· Matt. xvi. 24 ; xi. 29. 1 Pet. v. 5. Eph. iv. 32. Gal. vi. 10. 1 Pet. ii. 17. John xiii. 35.
love.' It is a vital part of the evidence on which it is lawful for a Christian to feel persuaded that his character has undergone the change necessary to salvation: "We know that we have passed from death unto life, because we love the brethren. He that loveth not his brother abideth in death.'*
Such are a few out of the multitude of passages, in which brotherly love is held forth as the most prominent feature of personal Christianity. Profession is an uncertain sign. Gifts may be from nature. Knowledge may be philosophy, with religion for a theme. Freedom from vice may be taste or training. A creed may be hereditary, or changed to suit a purpose. Zeal for orthodoxy, or for modes and forms, may be an intellectual combat, or party strife, or pride struggling to maintain consistency, or self-interest claiming relationship with truth. But christian love is more rare. Its indications are more decisive. It breathes a spirit which, when possessed in an adequate degree, has the ease and grace of nature; and which the world knows not well how to imitate. All love has a tendency to manifest itself; but there is a sacredness in this love, which distinguishes it from all other kinds; and which constitutes the last finish of the family-likeness common to all Christ's genuine disciples, amidst all accidental
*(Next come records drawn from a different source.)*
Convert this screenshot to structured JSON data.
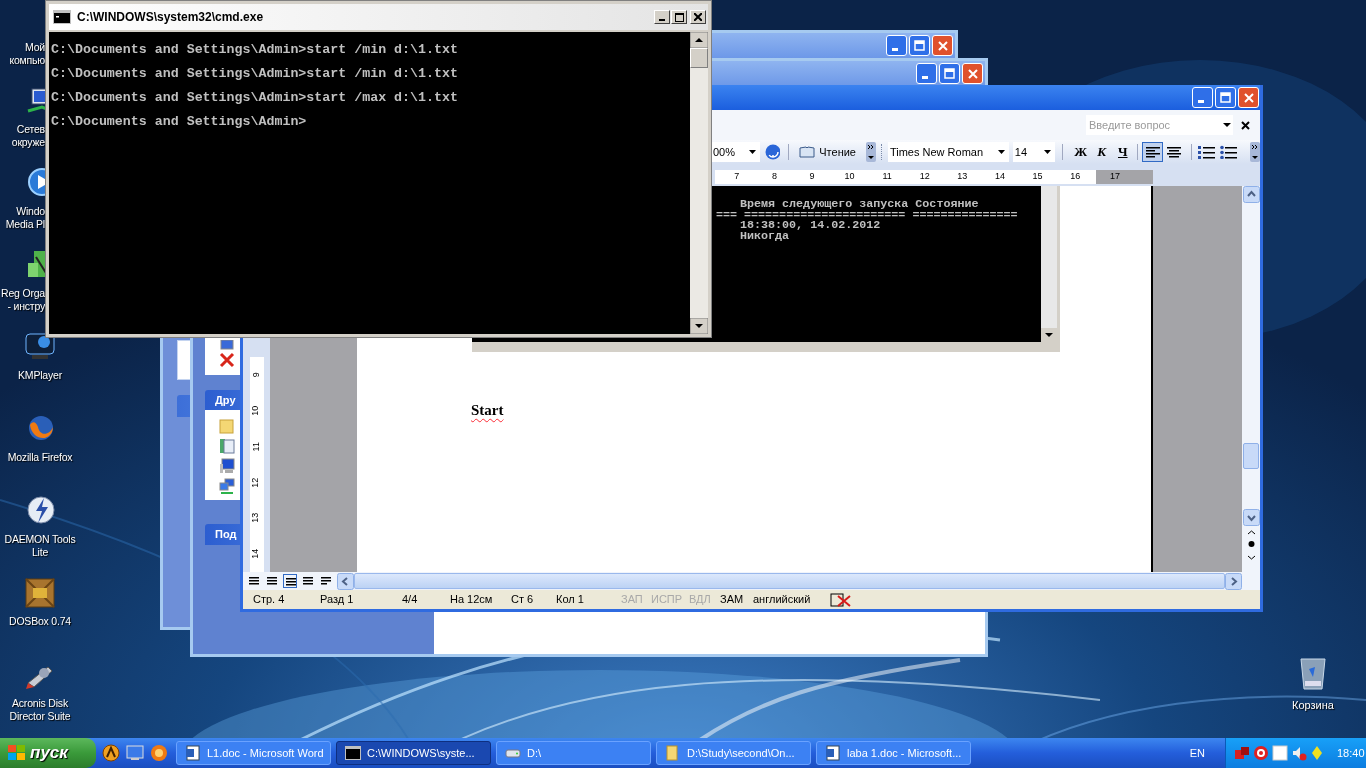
{
  "desktop_icons": [
    {
      "kind": "computer",
      "clipped": true,
      "label": [
        "Мой",
        "компью"
      ]
    },
    {
      "kind": "network",
      "clipped": true,
      "label": [
        "Сетев",
        "окруже"
      ]
    },
    {
      "kind": "media",
      "clipped": true,
      "label": [
        "Windo",
        "Media Pl"
      ]
    },
    {
      "kind": "registry",
      "clipped": true,
      "label": [
        "Reg Orga",
        "- инстру"
      ]
    },
    {
      "kind": "player",
      "clipped": false,
      "label": [
        "KMPlayer"
      ]
    },
    {
      "kind": "browser",
      "clipped": false,
      "label": [
        "Mozilla Firefox"
      ]
    },
    {
      "kind": "disc",
      "clipped": false,
      "label": [
        "DAEMON Tools",
        "Lite"
      ]
    },
    {
      "kind": "dosbox",
      "clipped": false,
      "label": [
        "DOSBox 0.74"
      ]
    },
    {
      "kind": "disk",
      "clipped": false,
      "label": [
        "Acronis Disk",
        "Director Suite"
      ]
    }
  ],
  "recycle_bin": {
    "label": "Корзина"
  },
  "explorer_window": {
    "task_headers": [
      "Дру",
      "Под"
    ]
  },
  "word": {
    "help_field": {
      "placeholder": "Введите вопрос"
    },
    "zoom": "00%",
    "reading_button": "Чтение",
    "font": "Times New Roman",
    "size": "14",
    "format_buttons": [
      {
        "kind": "bold",
        "label": "Ж"
      },
      {
        "kind": "italic",
        "label": "К"
      },
      {
        "kind": "underline",
        "label": "Ч"
      }
    ],
    "align_buttons": [
      {
        "kind": "left",
        "selected": true
      },
      {
        "kind": "center",
        "selected": false
      }
    ],
    "ruler": [
      "7",
      "8",
      "9",
      "10",
      "11",
      "12",
      "13",
      "14",
      "15",
      "16",
      "17"
    ],
    "vertical_ruler": [
      "9",
      "10",
      "11",
      "12",
      "13",
      "14"
    ],
    "console_image": {
      "lines": [
        {
          "kind": "text",
          "text": "Время следующего запуска Состояние"
        },
        {
          "kind": "rule",
          "text": "=== ======================= ==============="
        },
        {
          "kind": "text",
          "text": "18:38:00, 14.02.2012"
        },
        {
          "kind": "text",
          "text": "Никогда"
        }
      ]
    },
    "body_text": "Start",
    "status_bar": [
      {
        "text": "Стр. 4",
        "disabled": false
      },
      {
        "text": "Разд 1",
        "disabled": false
      },
      {
        "text": "4/4",
        "disabled": false
      },
      {
        "text": "На 12см",
        "disabled": false
      },
      {
        "text": "Ст 6",
        "disabled": false
      },
      {
        "text": "Кол 1",
        "disabled": false
      },
      {
        "text": "ЗАП",
        "disabled": true
      },
      {
        "text": "ИСПР",
        "disabled": true
      },
      {
        "text": "ВДЛ",
        "disabled": true
      },
      {
        "text": "ЗАМ",
        "disabled": false
      },
      {
        "text": "английский",
        "disabled": false
      }
    ]
  },
  "cmd": {
    "title": "C:\\WINDOWS\\system32\\cmd.exe",
    "lines": [
      "C:\\Documents and Settings\\Admin>start /min d:\\1.txt",
      "C:\\Documents and Settings\\Admin>start /min d:\\1.txt",
      "C:\\Documents and Settings\\Admin>start /max d:\\1.txt",
      "C:\\Documents and Settings\\Admin>"
    ]
  },
  "taskbar": {
    "start": "пуск",
    "tasks": [
      {
        "kind": "word",
        "label": "L1.doc - Microsoft Word",
        "selected": false
      },
      {
        "kind": "console",
        "label": "C:\\WINDOWS\\syste...",
        "selected": true
      },
      {
        "kind": "drive",
        "label": "D:\\",
        "selected": false
      },
      {
        "kind": "folder",
        "label": "D:\\Study\\second\\On...",
        "selected": false
      },
      {
        "kind": "word",
        "label": "laba 1.doc - Microsoft...",
        "selected": false
      }
    ],
    "language": "EN",
    "clock": "18:40"
  }
}
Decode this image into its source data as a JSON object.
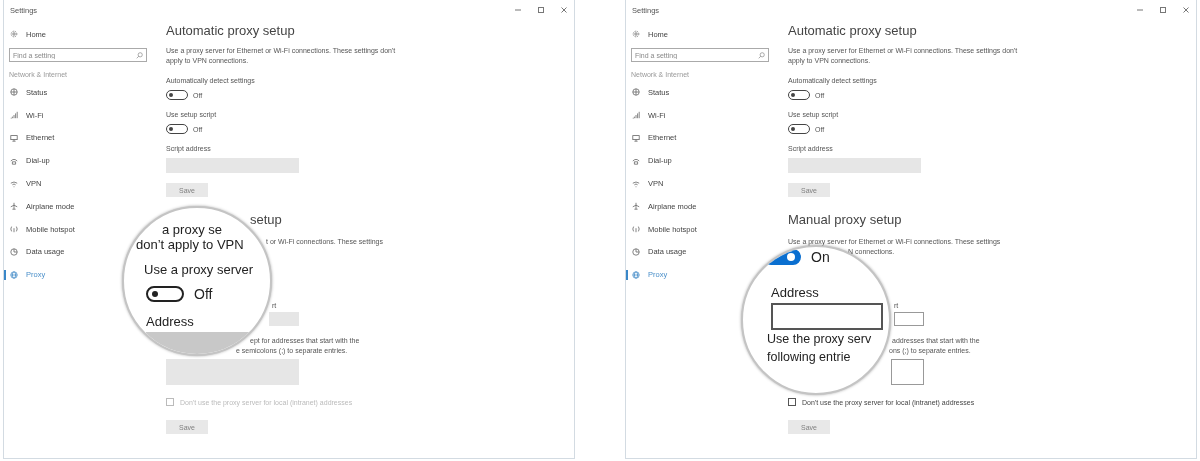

* 1 Pet. i. 22. Rom. xiii. 10. 1 Tim. i. 5. 1 Cor. xiii. 13. 1 John iv. 7, 8. 1 John iii. 14.
WHO IS A CHRISTIAN?
diversities, in all nations, and in all time. It is often seen most to advantage where the world has least influence, and where there is most of native simplicity of character; as in a company of rural Christians. But whether charity lend an air of refinement to poverty, by rendering the poor man like Him who for our sakes' became poor;' or subdue the selfishness of wealth and greatness; or transform the pride of intellect into the teachableness of a childlike mind;-it is the same element in all; and it produces its legitimate effects then—and then only, when the world, beholding it in the church, recognises its moral beauty, and exclaims, with the pagans of the first ages, 'See how these Christians love one another !'*
Vide, inquiunt, ut invicem se diligunt. Tertull. Apol. c. 19.
WHAT IS THE CHURCH?
As, in the human frame, the proper condition and functions of each part are the standard by which morbid appearances must be estimated;—so in the body ecclesiastical. Here, also, the consideration of what once was, and what ought to be, is necessary to enable us to judge of what is. Schism is a disease in the visible church :- what then is the church in health?
The word which is generally rendered 'church' in the English New Testament, is employed in the Septuagint for the whole assembly or congregation' of Israel; and is synonymous with the term which has been anglicised synagogue.' Also the Jewish assembly so called, was denoted, Hellenistically, by both these words.
In the New Testament, the original term is applied, once, to the Israelitish nation, the church
1 &KKAnoia. Ezra ii. 64.
2 ovvaywyn. Exod. xvi. 2.